These lessons came at a symbolically significant time — the passing from harsh, barren, cold winter to life-bearing spring. Spring is a season of new and regained life, of growth and transformations of all kinds. It’s a season of new light, and light is always preceded (and even defined) by darkness. It’s the darkness that makes the light so brilliant.

The beautiful result

Nightmares in Oil: The Art of Francis Bacon

I first found out about Francis Bacon in an oil painting class during my sophomore year of undergrad. Around midterm, the professor gave us a list of artists’ names and told us to pick one, study that person’s work, choose one piece to recreate and then do an original painting in the style of that artist.
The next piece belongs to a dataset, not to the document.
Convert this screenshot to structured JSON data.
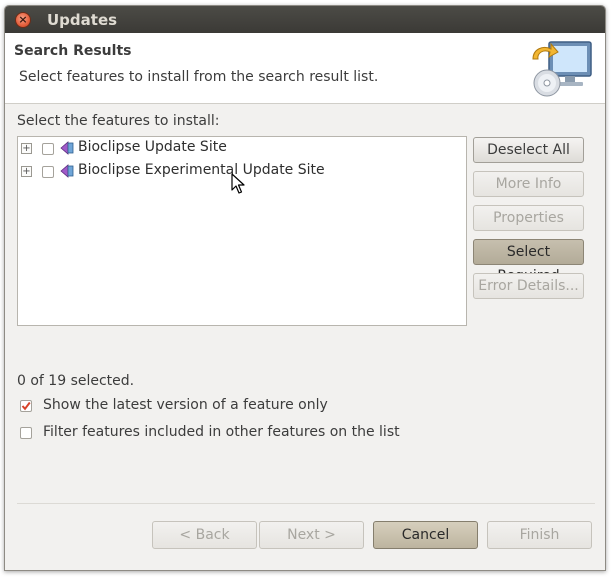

I went home that day and Googled each artist; I remember Lucian Freud — another great Modern painter and friend of Bacon — was on that list as well, but I can’t remember the others. Bacon’s work both terrified and thrilled me (it seems that Burke was right about the sublime, yes?), so I signed up next to his name on the roster.

A little background info on Bacon: Born in Dublin to parents of British descent, Bacon (1909-1992) was, from childhood, both asthmatic and effeminate — two seemingly trivial traits that shaped his life. His father, a racehorse trainer and veteran captain of the Boer War, sought to turn Francis into the British masculine ideal, forcing him to go hunting in spite of Francis’ violent allergies to both dogs and horses. Father and son struggled with each other throughout their lives; the elder Bacon was often enraged by his son’s effeminacy and affection for dressing up, and ultimately disowned him — exiling him from the family estate — after catching Francis admiring himself in front of a mirror, wearing his mother’s underclothes. Over the years, Bacon lived in varying levels of poverty, relying when he could on the support of older, richer men (even working for a time as a “gentleman’s companion”), as well as whatever menial work he could find, until garnering success as an interior designer and decorator. He didn’t begin painting regularly until he was in his 30s.

It seems to me that it’s precisely those beginning 30 or so years of pain and struggle that gave his work, as the Wikipedia article about him puts it, that “bold, austere, graphic and emotionally raw” quality. Bacon was fascinated by disease, the Crucifixion, and hanging meat, and was a firm Existentialist, having spent much of his 20s reading Nietzsche. He sought to represent in his work the violence of life and yet described himself as “optimistic about nothing” — that is, optimistic about everything, particularly the little things in life that are often taken for granted, that are considered “nothing.” Wikipedia makes a very perceptive connection: “[Bacon’s] case of asthma can give reason to the constant ‘optimistic about nothing’ ethos… unlike most, he valued entirely such a seemingly trivial thing as breathing.” It’s that passion for life — all of it, every moment — paired with his images’ haunting, dreamy horror that draws me to his work again and again. It appeals to the raw, emotionally violent part of me, which I think resides in all of us, however small and hidden in the darkest recesses of our subconsciouses. The following are some of my favorite Bacon works. (In the interest of space, I’ve made the images small and have not captioned their titles. Scroll over the images for their titles and click on them for larger views.)

And, for the curious, my humble tribute done in oil painting class:

For snippets from a great interview with Bacon, check out this page. And for more work by Bacon, click on this link.